High carb and high protein! It’s the perfect post exercise recovery meal after endurance exercise! This recipe from BBC Food  combines foods that are naturally rich in carbohydrate and well as forming complete protein with the mixture of pulses and grains. You can enrich the protein profile significantly however by trading some of the long grain rice for TORQ Orzo.

Macronutrient table for the recipe based on the original recipe, 25%, 50% and 100% of TORQ Orzo. 

Fat (g) Carbohydrate (g) Protein (g) Serve (g) for 20g Protein Serve (g) for 25g Protein
No TORQ Orzo 10.1 74.3 19.3 523 654
25% TORQ Orzo 10.3 68.9 24.1 412 515
50% TORQ Orzo 10.6 63.6 29.1 319 399
100% TORQ Orzo 11.3 52.8 39.6 251 314

With this recipe, swap Long Grain Rice for TORQ Orzo.

These recipes originally featured in our article Protein, Performance & 20-25g Protein Recipes. Please click HERE to read the full article.

Nutritional Info

Ingredients: Vegetable Proteins (Soya, Pea), Durum Wheat Semolina, Egg White Powder, Algae Extracts (Sodium Alginate), Amino Acids (L-Methionine, L-Threonine).

Protein Content: 60%

Per Serving Size 34g 100g
Energy (kJ) 493 1481
Energy (kCal) 116 350
Fat (g) 0.8 2.5
of which Saturates(g) 0.2 0.6
Carbohydrate (g) 6.6 20.0
of which Sugars (g) 0.6 1.8
Fibre (g) 1.16 3.5
Protein (g) 20.0 60.0
Salt (g) 0.66 2.0
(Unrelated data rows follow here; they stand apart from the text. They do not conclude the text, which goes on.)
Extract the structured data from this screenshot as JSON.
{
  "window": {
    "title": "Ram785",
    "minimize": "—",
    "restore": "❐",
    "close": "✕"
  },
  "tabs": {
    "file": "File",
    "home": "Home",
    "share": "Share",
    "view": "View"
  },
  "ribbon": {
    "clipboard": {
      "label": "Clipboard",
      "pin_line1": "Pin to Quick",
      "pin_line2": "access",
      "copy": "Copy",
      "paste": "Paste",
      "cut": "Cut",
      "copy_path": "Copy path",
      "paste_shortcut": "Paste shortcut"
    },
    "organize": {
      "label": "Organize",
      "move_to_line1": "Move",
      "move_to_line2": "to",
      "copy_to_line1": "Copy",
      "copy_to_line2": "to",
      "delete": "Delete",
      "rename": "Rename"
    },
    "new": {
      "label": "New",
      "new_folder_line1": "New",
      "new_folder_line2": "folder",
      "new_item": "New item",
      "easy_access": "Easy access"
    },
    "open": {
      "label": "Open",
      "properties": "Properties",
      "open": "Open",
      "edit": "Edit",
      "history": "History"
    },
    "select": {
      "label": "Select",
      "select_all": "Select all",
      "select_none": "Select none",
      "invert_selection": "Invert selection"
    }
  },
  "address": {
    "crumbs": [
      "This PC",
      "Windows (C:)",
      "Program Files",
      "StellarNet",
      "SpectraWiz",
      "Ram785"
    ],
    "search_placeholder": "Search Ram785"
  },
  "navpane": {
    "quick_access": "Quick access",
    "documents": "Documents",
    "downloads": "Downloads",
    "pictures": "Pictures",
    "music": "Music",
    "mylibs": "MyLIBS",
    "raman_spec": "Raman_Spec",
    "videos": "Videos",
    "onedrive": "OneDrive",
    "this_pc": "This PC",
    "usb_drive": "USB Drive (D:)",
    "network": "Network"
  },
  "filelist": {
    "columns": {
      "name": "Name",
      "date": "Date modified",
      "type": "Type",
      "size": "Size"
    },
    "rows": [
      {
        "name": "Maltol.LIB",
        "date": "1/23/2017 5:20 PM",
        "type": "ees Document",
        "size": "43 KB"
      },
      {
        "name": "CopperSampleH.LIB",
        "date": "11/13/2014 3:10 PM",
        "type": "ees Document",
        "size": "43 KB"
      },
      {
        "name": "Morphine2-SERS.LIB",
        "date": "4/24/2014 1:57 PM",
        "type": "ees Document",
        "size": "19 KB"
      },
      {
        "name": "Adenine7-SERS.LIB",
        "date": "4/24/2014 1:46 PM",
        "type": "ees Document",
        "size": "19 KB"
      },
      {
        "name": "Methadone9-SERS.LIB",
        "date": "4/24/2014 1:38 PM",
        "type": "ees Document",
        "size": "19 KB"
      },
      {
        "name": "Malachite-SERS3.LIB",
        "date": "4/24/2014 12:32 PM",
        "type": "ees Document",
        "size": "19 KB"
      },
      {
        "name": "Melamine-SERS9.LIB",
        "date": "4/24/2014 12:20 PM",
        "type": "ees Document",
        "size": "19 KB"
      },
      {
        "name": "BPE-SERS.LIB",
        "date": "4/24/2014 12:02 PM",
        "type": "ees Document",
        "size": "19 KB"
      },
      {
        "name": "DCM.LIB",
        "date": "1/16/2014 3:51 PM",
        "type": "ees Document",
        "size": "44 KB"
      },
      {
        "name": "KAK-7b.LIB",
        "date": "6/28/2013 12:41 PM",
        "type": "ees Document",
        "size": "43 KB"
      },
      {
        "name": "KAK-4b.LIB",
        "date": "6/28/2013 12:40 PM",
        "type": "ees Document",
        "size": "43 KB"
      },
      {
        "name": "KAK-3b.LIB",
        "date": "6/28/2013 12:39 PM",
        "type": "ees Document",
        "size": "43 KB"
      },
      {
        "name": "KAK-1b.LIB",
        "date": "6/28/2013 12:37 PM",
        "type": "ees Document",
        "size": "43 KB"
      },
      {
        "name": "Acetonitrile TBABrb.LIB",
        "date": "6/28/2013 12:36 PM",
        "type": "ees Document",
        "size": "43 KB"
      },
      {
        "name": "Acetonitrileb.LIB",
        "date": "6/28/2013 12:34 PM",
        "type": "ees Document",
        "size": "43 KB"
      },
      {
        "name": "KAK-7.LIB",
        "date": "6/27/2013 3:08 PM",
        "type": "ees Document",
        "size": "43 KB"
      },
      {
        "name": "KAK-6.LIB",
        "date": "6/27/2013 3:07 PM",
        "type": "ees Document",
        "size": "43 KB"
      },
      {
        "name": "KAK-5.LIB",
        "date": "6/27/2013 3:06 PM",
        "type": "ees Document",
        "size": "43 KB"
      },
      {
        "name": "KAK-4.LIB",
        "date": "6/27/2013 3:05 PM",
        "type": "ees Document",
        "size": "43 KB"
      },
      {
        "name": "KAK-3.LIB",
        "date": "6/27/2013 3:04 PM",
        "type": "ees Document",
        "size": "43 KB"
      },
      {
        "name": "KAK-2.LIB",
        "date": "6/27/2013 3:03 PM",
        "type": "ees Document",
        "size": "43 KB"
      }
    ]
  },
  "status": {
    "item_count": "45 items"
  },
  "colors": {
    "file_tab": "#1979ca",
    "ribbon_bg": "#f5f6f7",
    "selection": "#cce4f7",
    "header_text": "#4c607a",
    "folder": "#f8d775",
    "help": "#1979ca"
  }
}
Amino Acid Profile (%): Cysteine 0.98, Aspartic A 6.58, Proline 6.58, Methionine 1.4, Threonine 2.54, Serine 3.39, Glutamic A 11.34, Glycine 2.5, Alanine 2.78, Valine 3.16, Isoleucine 2.93, Leucine 4.86, Tyrosine 2.29, Phenylalanine 3.34, Lysine 3.68, Histidine 1.51, Arginine 4.27, Tryptophan 0.8

No Colours // No Flavours // No Preservatives // Suitable for Vegetarians

Allergy Information: Please see ingredients in bold. Contains Gluten. Contains Soya. Contains Egg.

Once cooked, refrigerate and consume within 48 hours.

If you have any questions about this product or any other on this website, please don’t hesitate in contacting us at enquiries@torqfitness.co.uk or on 0344 332 0852.